### [WHAT YOU NEED TO DO]
Can the data below be echoed back word for word?

(Data about app and page elements)
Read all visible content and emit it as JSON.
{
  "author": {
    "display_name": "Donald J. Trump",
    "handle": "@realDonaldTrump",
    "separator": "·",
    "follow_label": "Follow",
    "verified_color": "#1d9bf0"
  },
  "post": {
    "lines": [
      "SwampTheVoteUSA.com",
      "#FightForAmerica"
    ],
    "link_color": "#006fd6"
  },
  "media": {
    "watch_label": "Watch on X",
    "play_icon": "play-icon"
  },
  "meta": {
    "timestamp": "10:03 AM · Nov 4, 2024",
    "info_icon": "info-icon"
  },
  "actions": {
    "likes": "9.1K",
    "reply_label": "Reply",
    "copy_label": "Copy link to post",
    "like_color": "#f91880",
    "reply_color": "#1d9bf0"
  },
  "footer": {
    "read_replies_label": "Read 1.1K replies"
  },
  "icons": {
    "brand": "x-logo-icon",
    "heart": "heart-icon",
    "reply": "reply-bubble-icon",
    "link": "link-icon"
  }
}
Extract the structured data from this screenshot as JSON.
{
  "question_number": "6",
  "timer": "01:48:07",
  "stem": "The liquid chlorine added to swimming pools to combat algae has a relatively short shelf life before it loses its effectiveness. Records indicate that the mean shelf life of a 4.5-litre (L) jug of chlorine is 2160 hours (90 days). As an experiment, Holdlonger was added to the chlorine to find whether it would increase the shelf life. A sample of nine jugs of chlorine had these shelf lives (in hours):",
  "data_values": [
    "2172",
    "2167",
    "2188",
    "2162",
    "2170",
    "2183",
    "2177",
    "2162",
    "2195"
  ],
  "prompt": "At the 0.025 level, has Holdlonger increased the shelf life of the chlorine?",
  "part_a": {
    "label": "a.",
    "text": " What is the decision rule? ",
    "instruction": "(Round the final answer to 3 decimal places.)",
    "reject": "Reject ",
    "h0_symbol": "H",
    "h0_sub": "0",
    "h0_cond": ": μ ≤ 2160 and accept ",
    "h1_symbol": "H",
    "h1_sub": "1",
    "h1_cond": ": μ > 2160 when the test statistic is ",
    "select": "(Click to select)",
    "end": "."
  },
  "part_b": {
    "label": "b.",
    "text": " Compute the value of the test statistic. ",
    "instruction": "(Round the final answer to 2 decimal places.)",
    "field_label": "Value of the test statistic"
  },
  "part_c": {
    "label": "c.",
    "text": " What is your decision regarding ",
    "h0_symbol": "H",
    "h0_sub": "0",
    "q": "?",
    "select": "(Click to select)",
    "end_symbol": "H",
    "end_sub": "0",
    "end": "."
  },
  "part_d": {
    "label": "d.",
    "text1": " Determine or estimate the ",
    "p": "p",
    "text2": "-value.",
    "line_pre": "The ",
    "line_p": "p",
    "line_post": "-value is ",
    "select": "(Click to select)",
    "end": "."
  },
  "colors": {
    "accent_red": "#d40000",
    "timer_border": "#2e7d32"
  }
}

### [TASK OUTPUT]
Read all visible content and emit it as JSON.
{
  "author": {
    "display_name": "Donald J. Trump",
    "handle": "@realDonaldTrump",
    "separator": "·",
    "follow_label": "Follow",
    "verified_color": "#1d9bf0"
  },
  "post": {
    "lines": [
      "SwampTheVoteUSA.com",
      "#FightForAmerica"
    ],
    "link_color": "#006fd6"
  },
  "media": {
    "watch_label": "Watch on X",
    "play_icon": "play-icon"
  },
  "meta": {
    "timestamp": "10:03 AM · Nov 4, 2024",
    "info_icon": "info-icon"
  },
  "actions": {
    "likes": "9.1K",
    "reply_label": "Reply",
    "copy_label": "Copy link to post",
    "like_color": "#f91880",
    "reply_color": "#1d9bf0"
  },
  "footer": {
    "read_replies_label": "Read 1.1K replies"
  },
  "icons": {
    "brand": "x-logo-icon",
    "heart": "heart-icon",
    "reply": "reply-bubble-icon",
    "link": "link-icon"
  }
}
Extract the structured data from this screenshot as JSON.
{
  "question_number": "6",
  "timer": "01:48:07",
  "stem": "The liquid chlorine added to swimming pools to combat algae has a relatively short shelf life before it loses its effectiveness. Records indicate that the mean shelf life of a 4.5-litre (L) jug of chlorine is 2160 hours (90 days). As an experiment, Holdlonger was added to the chlorine to find whether it would increase the shelf life. A sample of nine jugs of chlorine had these shelf lives (in hours):",
  "data_values": [
    "2172",
    "2167",
    "2188",
    "2162",
    "2170",
    "2183",
    "2177",
    "2162",
    "2195"
  ],
  "prompt": "At the 0.025 level, has Holdlonger increased the shelf life of the chlorine?",
  "part_a": {
    "label": "a.",
    "text": " What is the decision rule? ",
    "instruction": "(Round the final answer to 3 decimal places.)",
    "reject": "Reject ",
    "h0_symbol": "H",
    "h0_sub": "0",
    "h0_cond": ": μ ≤ 2160 and accept ",
    "h1_symbol": "H",
    "h1_sub": "1",
    "h1_cond": ": μ > 2160 when the test statistic is ",
    "select": "(Click to select)",
    "end": "."
  },
  "part_b": {
    "label": "b.",
    "text": " Compute the value of the test statistic. ",
    "instruction": "(Round the final answer to 2 decimal places.)",
    "field_label": "Value of the test statistic"
  },
  "part_c": {
    "label": "c.",
    "text": " What is your decision regarding ",
    "h0_symbol": "H",
    "h0_sub": "0",
    "q": "?",
    "select": "(Click to select)",
    "end_symbol": "H",
    "end_sub": "0",
    "end": "."
  },
  "part_d": {
    "label": "d.",
    "text1": " Determine or estimate the ",
    "p": "p",
    "text2": "-value.",
    "line_pre": "The ",
    "line_p": "p",
    "line_post": "-value is ",
    "select": "(Click to select)",
    "end": "."
  },
  "colors": {
    "accent_red": "#d40000",
    "timer_border": "#2e7d32"
  }
}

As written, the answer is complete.